- If an employee’s previous DOT employer does not respond to your first request for the drug and alcohol testing history within 30 days of your employee’s first performance of safety-sensitive duties, document your good faith efforts (second and/or 3rd attempts), to get this information.
Reasonable suspicion testing
- Ensure that reasonable suspicion determinations are based on observable and contemporaneous signs and symptoms of drug or alcohol use.
Post accident testing
- Use post-accident decision making forms to determine if DOT post-accident drug and alcohol tests need to be performed.
- If the accident does not involve a fatality, and the driver can be discounted as a contributing factor to the accident, do not conduct post-accident testing. Document this on the post-accident decision making form.

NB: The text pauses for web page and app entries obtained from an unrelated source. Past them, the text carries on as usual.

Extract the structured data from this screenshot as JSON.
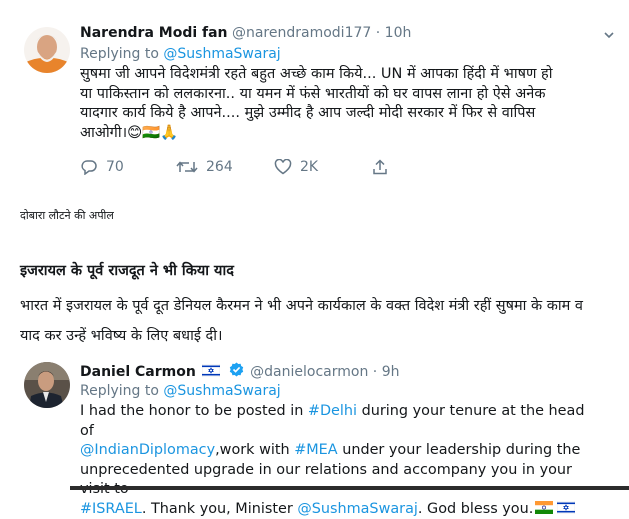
{
  "tweet1": {
    "display_name": "Narendra Modi fan",
    "handle": "@narendramodi177",
    "separator": "·",
    "time": "10h",
    "replying_prefix": "Replying to",
    "replying_to": "@SushmaSwaraj",
    "text_line1": "सुषमा जी आपने विदेशमंत्री रहते बहुत अच्छे काम किये... UN में आपका हिंदी में भाषण हो",
    "text_line2": "या पाकिस्तान को ललकारना..  या यमन में फंसे भारतीयों को घर वापस लाना हो ऐसे अनेक",
    "text_line3": "यादगार कार्य किये है आपने.... मुझे उम्मीद है आप जल्दी मोदी सरकार में फिर से वापिस",
    "text_line4": "आओगी।",
    "emoji": "😊🇮🇳🙏",
    "replies": "70",
    "retweets": "264",
    "likes": "2K"
  },
  "caption": "दोबारा लौटने की अपील",
  "heading": "इजरायल के पूर्व राजदूत ने भी किया याद",
  "paragraph_line1": "भारत में इजरायल के पूर्व दूत डेनियल कैरमन ने भी अपने कार्यकाल के वक्त विदेश मंत्री रहीं सुषमा के काम व",
  "paragraph_line2": "याद कर उन्हें भविष्य के लिए बधाई दी।",
  "tweet2": {
    "display_name": "Daniel Carmon",
    "flag": "🇮🇱",
    "handle": "@danielocarmon",
    "separator": "·",
    "time": "9h",
    "replying_prefix": "Replying to",
    "replying_to": "@SushmaSwaraj",
    "l1_a": "I had the honor to be posted in ",
    "l1_link": "#Delhi",
    "l1_b": " during your tenure at the head of",
    "l2_link1": "@IndianDiplomacy",
    "l2_a": ",work with ",
    "l2_link2": "#MEA",
    "l2_b": " under your leadership during the",
    "l3": "unprecedented upgrade in our relations and accompany you in your visit to",
    "l4_link1": "#ISRAEL",
    "l4_a": ". Thank you, Minister ",
    "l4_link2": "@SushmaSwaraj",
    "l4_b": ". God bless you."
  },
  "colors": {
    "link": "#1b95e0",
    "muted": "#657786",
    "verified": "#1da1f2"
  }
}
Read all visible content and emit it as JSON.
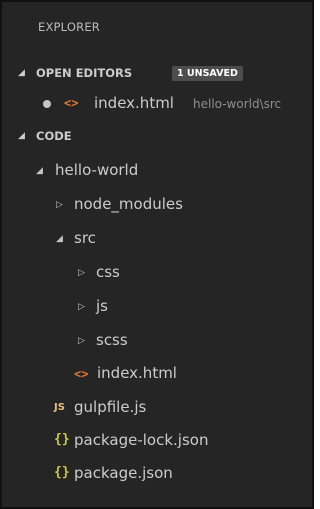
{
  "explorer": {
    "title": "EXPLORER"
  },
  "open_editors": {
    "label": "OPEN EDITORS",
    "badge": "1 UNSAVED",
    "caret_icon": "chevron-down-icon",
    "items": [
      {
        "name": "index.html",
        "path": "hello-world\\src",
        "icon": "html-file-icon",
        "modified": true
      }
    ]
  },
  "code": {
    "label": "CODE",
    "caret_icon": "chevron-down-icon"
  },
  "tree": {
    "hello_world": "hello-world",
    "node_modules": "node_modules",
    "src": "src",
    "css": "css",
    "js": "js",
    "scss": "scss",
    "index_html": "index.html",
    "gulpfile": "gulpfile.js",
    "package_lock": "package-lock.json",
    "package_json": "package.json"
  },
  "icons": {
    "html_glyph": "<>",
    "js_glyph": "JS",
    "json_glyph": "{}"
  },
  "colors": {
    "background": "#252526",
    "text": "#cccccc",
    "html_icon": "#e37933",
    "js_icon": "#e5c07b",
    "json_icon": "#cbcb41",
    "badge_bg": "#4d4d4d"
  }
}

- Ensure the collection site is given the correct information regarding the correct post-accident testing authority (e.g., Federal Transit Authority, Federal Motor Carrier Safety Administration, Federal Railroad Administration or non-DOT).
- Ensure the collection site uses non-DOT testing forms for tests conducted under the employer’s authority.
Return to duty testing
- Ensure that collectors are observing all return-to-duty specimen collections. This should be noted in the “remarks” section of the control and custody form.
- Ensure that the follow-up testing is conducted in accordance with the substance abuse follow-up testing plan.
- Ensure that at least six tests are conducted within the 1st year (rolling 12 months) of the employee’s return to duty after a positive test result or test refusal.
- Ensure that any additional tests required by the follow-up plan are conducted according to the substance abuse professional instructions.
- Ensure that collectors are observing all follow-up specimen collections. This should be noted in the “remarks” section of the control and custody form.
- Ensure the number of tests you reported in the online reporting system matches the number of tests in your random testing workbooks.
- Ensure that there are no pre-employment alcohol tests reported in the on-line report (unless your agency has chosen to conduct pre-employment alcohol tests).
- Verify and/or update the pre-filled employer, contact, and consortium/third party administrator information in the online report.